In this environment, Tan sees continuing demand for data scientists who can generate and validate hypotheses, create algorithms and understand aspects of AI such as machine learning and deep learning. But people skilled in data science "are not easy to find," she conceded.
"Data scientists are at a premium," Tinic agreed. "We're not going to staff the organization with hordes of data scientists."
Instead, Tinic said his approach will be to evolve systems engineers to become more analytical and up to speed on data science. He said Level 3's technology teams already deploy AI in various flavors. Uses include bolstering cybersecurity, identifying patterns that indicate possible systems issues and optimizing resources -- identifying which employee will be the soonest available to do a particular task.
Training IT staff is one approach for overcoming the shortage of data scientists. Another is to acquire software tools that can turn business users into citizen data scientists. Business teams are beginning to use tools that automate elements of the data science process.
In any event, retooling and reskilling appear inevitable as AI makes its way into the IT department. John Reed, senior executive director at Robert Half Technology, an IT recruitment firm, said AI will likely create a shift in the way some people work and the skills they will use every day.
"The strength of technology professionals, though, is in their ability to be flexible and constantly learning, which will help them take any changes to the way we work in stride."
But what they end up learning may stem from experimentation, rather than a formal program of knowledge. PwC's Curran said he's a big believer in demonstration labs as a mechanism to help determine what skills an organization will need to absorb a particular technology.
"The AI domain is perfect ... for experimentation," he said.
A demonstration or innovation lab is the ideal setting to kick the tires on AI tools and find out what IT staffers know -- and what they don't know, he said. Curran said AI experiments can help determine what kind of skills development and training will be necessary and what kind of third-party help might be required.
"I think that is a best practice -- having that capability to do the hands-on experimentation."

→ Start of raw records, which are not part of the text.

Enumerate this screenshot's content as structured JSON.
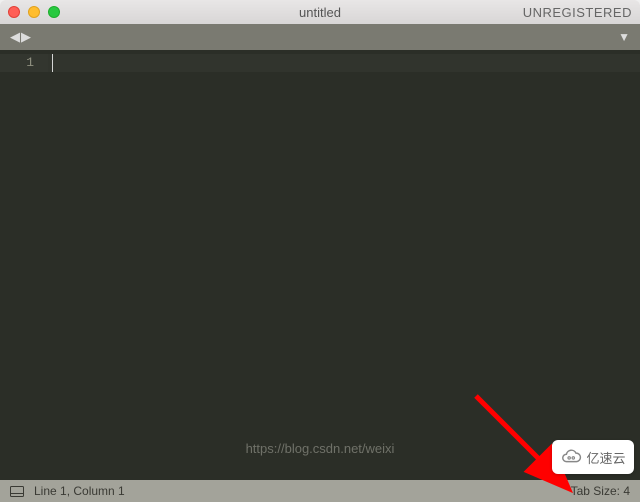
{
  "titlebar": {
    "title": "untitled",
    "unregistered_label": "UNREGISTERED"
  },
  "gutter": {
    "line_numbers": [
      "1"
    ]
  },
  "statusbar": {
    "position_label": "Line 1, Column 1",
    "tab_size_label": "Tab Size: 4"
  },
  "watermark": {
    "url_text": "https://blog.csdn.net/weixi",
    "badge_text": "亿速云"
  }
}
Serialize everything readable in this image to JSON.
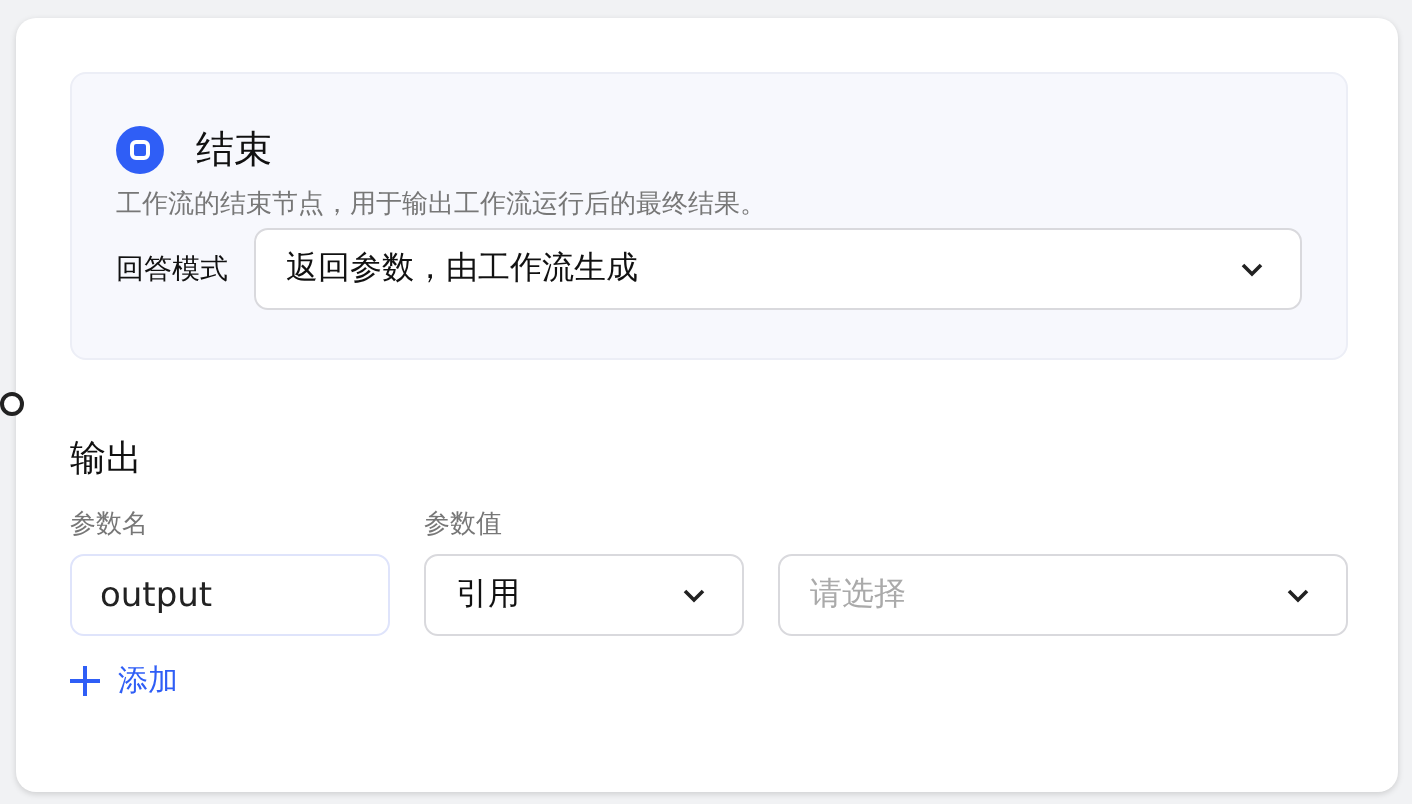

As automation and AI continue to make inroads, CIOs will need people who can close the gap between humans and machines.
"In an AI world, you need people ... who can work equally well with people and technology," Tan said. "CIOs need people who can bridge the gaps between the business, users and the technology."
Organizations are going to rely on people -- equipped with technical knowledge and business acumen -- to advise business stakeholders on how to apply technologies such as automation and AI to their business challenges, Tan said.
"You have to define the problem you are trying to solve and then you can leverage technology to solve that," she said. "Bots aren't going to do that."
Steve Brown, author, futurist and former chief evangelist at Intel, said businesses need to begin a dialog on how to build teams in which humans and machines participate as partners.
"It is very easy to look at automation as a way to reduce your labor costs," Brown said. "Which jobs can we get rid of? That is a simplistic and shortsighted view."
The task at hand, and a one that should involve a company's IT and human resources departments, is to find the best person, or machine, for the job, he said.
"Look at every business process in your organization and parse that out into which ... tasks are best done by human, algorithm or robot," Brown said.
Gain insight into leveraging AI for business outcomes
Learn about the challenges of recruiting cloud specialists
Find out how to identify solid use cases for robotic process automation